How we watched the lessons (two each week):

Monday -- parts A and B

Tuesday -- parts C and D followed by the quiz

Wednesday -- off

Thursday -- parts A and B

Friday -- parts C and D followed by the quiz

  • Like 1
Link to comment
Share on other sites

I'm afraid I can't answer your questions directly because I supplemented the lessons with a lot of my own personal knowledge. (I worked for 10 years in the Deaf community and am proficient in ASL.) Also, I used the lessons with my 7th grader so we weren't doing them for credit. So, I'm sorry I can't answer your first question.

As for pacing, we did one lesson per week, using the divisions that Vicars provides (Part A, B, C, & D). If you don't know ASL, then I would recommend you watch the video of Vicars teaching the class. If there's a sign you don't understand, then you click through the vocab links in the lesson to find a snippet of just that sign. The story at the end is for students to practice using the language. It's so the flow of ASL syntax & grammar becomes more familiar to the students rather than the single sentences & words used in the lesson. It reminded me of those silly dialogues I had to learn in high school French. "Excuse me, where is the shoe store?" "It is down the street on the left, behind the train station." Because we all need to know where the shoe store is in Paris, right? ?

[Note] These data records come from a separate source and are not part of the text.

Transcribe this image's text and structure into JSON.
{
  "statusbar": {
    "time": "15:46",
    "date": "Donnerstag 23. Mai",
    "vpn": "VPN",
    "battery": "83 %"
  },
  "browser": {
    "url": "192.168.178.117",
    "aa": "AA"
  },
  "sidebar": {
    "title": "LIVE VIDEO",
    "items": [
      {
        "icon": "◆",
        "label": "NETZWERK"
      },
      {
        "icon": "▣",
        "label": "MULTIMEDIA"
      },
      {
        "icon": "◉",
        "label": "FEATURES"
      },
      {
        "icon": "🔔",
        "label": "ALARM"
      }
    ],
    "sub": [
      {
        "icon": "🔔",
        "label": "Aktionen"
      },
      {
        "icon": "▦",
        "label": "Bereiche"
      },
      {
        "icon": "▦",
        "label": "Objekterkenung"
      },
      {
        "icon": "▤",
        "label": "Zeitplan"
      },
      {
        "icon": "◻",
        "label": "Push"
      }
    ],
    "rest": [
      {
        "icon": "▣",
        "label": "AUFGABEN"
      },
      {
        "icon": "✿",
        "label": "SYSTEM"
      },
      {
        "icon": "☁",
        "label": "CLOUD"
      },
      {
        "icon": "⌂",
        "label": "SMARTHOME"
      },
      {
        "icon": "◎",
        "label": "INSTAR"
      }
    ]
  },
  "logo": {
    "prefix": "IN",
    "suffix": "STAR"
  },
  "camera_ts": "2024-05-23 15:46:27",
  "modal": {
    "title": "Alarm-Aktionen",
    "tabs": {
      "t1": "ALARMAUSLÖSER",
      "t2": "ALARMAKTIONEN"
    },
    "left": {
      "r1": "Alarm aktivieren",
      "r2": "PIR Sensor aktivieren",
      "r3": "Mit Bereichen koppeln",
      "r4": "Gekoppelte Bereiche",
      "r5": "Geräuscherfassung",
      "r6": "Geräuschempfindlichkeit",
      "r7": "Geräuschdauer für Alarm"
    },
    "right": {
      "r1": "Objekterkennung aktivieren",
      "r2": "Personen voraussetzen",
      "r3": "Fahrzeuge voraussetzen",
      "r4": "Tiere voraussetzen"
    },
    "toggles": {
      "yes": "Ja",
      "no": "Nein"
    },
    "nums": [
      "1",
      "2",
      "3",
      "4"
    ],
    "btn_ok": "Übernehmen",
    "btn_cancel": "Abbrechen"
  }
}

Hope this helps!

Link to comment
Share on other sites

so far on the transcripts (2 kids) I have used ASL 1 as a semester credit,ASL 2 as the second semester, etc. I could have done the transcript as ASL 1 for the whole year and just used the lifeprint 1 and 2. All of that is arbitrary.  But you could certainly go by time instead and just give credit for ASL 1 at the end of the number of hours you plan to use. Lifeprint ASL 1 would not have lasted 120 hours for my kids.  I would tend to advise (depending on personality of child) to have a set amount of time a day that they work well on it and call it a year when you have the hours finished regardless of where you are.

I did not like the quizzes because they took so long and there was so much dead time in them that added up. We did not use them.

My kids did the fingerspelling practice in addition to the lessons. If you click on each word/phrase/sentence link in the lesson after watching the video, it could take quite a bit of time and then it could last a year.

I didn't keep track that well of what my kids did with the lessons. We did practice asking the questions back and forth and also practiced just by using ASL whenever we could in the house (Still do). 

Doing it together will be fun!  

My daughter just said that she would watch the video and then practice signing the phrases. She only clicked on the link if she wasn't sure about it, but that usually the video was enough. 

It has been several years since I have had kids using it, but 2 of them are using it this year so I might have better answers for you in late August when we have been at it awhile. 


Link to comment
Share on other sites

Join the conversation

You can post now and register later. If you have an account, sign in now to post with your account.

Reply to this topic...

×   Pasted as rich text.   Paste as plain text instead

  Only 75 emoji are allowed.

×   Your link has been automatically embedded.   Display as a link instead

×   Your previous content has been restored.   Clear editor

×   You cannot paste images directly. Upload or insert images from URL.


  • Create New...